*** Opening SUPPLIED ENTRIES ***

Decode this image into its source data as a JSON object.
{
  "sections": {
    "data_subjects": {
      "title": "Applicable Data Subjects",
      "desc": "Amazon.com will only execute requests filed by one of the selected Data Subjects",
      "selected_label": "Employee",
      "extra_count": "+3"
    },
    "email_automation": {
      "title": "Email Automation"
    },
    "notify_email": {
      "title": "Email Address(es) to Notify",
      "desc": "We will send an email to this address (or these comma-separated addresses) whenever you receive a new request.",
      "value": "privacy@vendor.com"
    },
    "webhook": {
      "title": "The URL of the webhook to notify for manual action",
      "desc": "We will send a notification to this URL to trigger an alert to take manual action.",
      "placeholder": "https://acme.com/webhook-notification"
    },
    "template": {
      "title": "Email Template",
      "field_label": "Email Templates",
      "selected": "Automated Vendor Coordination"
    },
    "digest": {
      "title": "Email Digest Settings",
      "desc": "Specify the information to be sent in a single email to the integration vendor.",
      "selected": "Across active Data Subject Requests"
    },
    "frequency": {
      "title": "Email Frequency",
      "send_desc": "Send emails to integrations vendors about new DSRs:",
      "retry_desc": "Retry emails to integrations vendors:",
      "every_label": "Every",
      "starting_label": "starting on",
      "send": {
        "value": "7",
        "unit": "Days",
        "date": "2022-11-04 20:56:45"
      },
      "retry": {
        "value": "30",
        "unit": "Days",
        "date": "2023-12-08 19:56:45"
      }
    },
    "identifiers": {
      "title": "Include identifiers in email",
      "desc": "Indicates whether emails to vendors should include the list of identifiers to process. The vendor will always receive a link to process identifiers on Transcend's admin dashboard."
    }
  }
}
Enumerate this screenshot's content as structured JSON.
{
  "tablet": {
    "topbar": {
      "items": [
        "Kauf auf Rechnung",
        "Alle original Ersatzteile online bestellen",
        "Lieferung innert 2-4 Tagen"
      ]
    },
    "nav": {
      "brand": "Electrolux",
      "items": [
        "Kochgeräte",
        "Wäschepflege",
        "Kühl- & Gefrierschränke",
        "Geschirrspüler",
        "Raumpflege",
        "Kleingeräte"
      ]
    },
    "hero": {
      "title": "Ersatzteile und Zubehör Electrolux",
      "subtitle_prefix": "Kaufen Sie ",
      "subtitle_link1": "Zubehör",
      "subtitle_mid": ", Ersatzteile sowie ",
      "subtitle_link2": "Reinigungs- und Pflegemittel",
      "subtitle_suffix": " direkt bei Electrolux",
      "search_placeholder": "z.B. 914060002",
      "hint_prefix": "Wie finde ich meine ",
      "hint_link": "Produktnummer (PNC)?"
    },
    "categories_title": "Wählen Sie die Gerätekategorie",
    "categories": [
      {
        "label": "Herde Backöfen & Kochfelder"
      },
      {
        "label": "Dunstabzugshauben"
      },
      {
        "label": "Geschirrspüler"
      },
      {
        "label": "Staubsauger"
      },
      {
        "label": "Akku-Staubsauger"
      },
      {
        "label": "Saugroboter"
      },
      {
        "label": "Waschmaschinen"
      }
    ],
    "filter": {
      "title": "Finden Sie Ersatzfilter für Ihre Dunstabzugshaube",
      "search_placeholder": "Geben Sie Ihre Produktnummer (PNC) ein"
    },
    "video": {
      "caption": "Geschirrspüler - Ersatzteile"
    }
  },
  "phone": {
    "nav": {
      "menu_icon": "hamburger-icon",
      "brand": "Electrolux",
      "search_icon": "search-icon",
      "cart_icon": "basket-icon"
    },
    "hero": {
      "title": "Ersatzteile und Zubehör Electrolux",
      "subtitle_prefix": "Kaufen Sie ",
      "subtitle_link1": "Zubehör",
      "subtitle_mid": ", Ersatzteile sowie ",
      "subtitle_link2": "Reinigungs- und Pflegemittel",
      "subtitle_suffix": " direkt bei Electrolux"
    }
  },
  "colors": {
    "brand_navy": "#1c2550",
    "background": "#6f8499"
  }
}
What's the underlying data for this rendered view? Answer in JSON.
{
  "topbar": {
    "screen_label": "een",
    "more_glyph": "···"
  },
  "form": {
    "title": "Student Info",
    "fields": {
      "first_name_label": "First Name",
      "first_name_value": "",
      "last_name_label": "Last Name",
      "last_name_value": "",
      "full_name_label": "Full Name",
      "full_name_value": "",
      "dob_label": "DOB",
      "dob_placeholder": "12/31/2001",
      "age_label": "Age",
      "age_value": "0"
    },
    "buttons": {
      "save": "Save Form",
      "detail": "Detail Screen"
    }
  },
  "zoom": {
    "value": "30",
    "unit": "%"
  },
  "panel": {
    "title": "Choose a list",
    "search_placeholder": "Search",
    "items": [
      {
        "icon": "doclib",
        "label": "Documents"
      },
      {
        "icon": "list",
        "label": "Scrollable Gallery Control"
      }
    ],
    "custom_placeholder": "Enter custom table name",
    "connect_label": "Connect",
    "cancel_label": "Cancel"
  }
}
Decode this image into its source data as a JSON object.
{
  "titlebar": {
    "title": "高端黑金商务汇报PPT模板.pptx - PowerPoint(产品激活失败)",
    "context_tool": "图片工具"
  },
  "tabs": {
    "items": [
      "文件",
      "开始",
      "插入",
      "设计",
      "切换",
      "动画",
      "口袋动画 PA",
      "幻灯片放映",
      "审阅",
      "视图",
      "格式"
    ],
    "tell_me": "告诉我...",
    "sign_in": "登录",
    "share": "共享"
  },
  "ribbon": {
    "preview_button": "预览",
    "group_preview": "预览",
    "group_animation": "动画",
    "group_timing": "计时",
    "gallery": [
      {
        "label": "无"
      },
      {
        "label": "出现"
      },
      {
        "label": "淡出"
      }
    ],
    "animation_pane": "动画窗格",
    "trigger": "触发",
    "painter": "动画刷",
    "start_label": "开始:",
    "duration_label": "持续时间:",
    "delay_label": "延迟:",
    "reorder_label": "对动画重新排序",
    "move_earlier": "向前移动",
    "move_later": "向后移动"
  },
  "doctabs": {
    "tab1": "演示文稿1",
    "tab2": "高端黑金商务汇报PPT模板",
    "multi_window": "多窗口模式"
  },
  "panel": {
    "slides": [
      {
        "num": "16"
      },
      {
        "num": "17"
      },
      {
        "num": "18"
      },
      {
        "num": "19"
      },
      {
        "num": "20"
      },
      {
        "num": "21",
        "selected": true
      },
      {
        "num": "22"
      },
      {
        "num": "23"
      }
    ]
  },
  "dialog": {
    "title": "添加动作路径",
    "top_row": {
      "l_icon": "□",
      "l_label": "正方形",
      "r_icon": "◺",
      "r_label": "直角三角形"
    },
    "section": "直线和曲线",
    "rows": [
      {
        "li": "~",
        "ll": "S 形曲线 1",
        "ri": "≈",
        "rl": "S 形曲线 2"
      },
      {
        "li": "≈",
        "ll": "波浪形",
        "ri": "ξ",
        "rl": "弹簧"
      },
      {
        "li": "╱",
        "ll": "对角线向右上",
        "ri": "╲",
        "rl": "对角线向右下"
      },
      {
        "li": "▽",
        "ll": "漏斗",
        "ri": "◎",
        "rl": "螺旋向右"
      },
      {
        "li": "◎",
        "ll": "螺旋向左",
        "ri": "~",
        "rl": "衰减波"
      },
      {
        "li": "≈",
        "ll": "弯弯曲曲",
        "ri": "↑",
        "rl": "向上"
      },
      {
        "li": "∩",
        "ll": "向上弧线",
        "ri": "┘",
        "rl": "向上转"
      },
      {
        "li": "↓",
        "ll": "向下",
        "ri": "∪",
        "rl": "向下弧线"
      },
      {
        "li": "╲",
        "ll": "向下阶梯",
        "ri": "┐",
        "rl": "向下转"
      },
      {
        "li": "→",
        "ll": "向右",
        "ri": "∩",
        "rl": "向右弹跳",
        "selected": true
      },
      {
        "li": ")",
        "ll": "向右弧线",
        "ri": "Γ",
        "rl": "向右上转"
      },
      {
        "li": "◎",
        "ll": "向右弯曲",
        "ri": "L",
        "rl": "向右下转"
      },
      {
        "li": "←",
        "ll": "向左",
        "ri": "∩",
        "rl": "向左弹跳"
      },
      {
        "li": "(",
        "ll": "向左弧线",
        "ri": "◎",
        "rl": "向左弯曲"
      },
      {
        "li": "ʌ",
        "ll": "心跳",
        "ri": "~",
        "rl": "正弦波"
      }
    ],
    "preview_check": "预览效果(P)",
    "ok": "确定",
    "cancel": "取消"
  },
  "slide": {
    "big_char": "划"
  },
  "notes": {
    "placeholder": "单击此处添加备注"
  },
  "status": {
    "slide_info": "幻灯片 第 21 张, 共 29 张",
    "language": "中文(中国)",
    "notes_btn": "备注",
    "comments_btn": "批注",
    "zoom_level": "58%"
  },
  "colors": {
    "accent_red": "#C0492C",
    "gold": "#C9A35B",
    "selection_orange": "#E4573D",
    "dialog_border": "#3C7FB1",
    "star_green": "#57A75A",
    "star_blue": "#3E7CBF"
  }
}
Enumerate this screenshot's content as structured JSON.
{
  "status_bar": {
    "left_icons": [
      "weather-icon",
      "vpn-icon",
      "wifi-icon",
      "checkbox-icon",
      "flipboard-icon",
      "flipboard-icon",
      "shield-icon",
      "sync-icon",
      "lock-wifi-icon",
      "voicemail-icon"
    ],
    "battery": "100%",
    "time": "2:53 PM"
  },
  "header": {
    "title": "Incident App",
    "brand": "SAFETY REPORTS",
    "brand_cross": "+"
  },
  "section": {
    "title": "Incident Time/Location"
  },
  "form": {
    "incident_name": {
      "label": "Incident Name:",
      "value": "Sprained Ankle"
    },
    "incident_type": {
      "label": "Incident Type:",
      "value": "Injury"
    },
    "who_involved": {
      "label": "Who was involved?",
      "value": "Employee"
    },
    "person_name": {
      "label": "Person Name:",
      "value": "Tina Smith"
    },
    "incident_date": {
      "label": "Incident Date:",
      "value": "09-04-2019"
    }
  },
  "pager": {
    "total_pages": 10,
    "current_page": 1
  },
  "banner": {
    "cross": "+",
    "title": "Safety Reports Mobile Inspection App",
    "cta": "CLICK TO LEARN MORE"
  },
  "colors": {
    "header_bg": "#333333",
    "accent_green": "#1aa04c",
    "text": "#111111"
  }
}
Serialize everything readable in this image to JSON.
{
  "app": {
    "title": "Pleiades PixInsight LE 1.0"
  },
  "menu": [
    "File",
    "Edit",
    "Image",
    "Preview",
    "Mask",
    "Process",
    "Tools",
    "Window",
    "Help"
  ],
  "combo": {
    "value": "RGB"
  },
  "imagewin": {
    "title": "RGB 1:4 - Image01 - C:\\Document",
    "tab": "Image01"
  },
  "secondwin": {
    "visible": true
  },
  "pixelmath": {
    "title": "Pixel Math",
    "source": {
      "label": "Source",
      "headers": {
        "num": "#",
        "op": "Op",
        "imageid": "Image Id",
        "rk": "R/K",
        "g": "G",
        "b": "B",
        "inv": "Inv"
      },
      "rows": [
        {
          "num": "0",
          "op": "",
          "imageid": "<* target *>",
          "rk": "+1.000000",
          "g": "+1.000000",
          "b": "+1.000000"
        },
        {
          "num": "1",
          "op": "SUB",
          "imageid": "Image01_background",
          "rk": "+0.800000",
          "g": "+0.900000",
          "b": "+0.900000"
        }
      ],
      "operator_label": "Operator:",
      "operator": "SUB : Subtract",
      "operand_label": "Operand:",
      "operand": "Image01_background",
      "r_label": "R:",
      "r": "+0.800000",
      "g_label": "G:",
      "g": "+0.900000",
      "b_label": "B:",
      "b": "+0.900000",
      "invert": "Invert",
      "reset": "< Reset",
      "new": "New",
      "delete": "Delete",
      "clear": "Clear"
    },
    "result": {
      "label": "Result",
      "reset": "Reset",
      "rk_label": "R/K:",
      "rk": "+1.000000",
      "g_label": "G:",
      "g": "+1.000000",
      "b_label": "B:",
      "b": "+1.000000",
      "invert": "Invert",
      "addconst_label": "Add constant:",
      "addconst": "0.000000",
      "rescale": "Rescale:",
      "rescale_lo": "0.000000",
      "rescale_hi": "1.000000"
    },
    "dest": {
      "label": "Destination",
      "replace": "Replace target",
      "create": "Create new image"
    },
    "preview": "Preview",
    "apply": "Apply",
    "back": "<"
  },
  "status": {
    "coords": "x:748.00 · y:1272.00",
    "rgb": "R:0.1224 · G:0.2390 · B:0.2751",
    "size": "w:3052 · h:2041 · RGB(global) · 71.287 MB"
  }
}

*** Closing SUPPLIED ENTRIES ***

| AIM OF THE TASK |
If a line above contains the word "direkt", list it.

| OUTPUT FOR THIS EXERCISE |
      "subtitle_suffix": " direkt bei Electrolux",
      "subtitle_suffix": " direkt bei Electrolux"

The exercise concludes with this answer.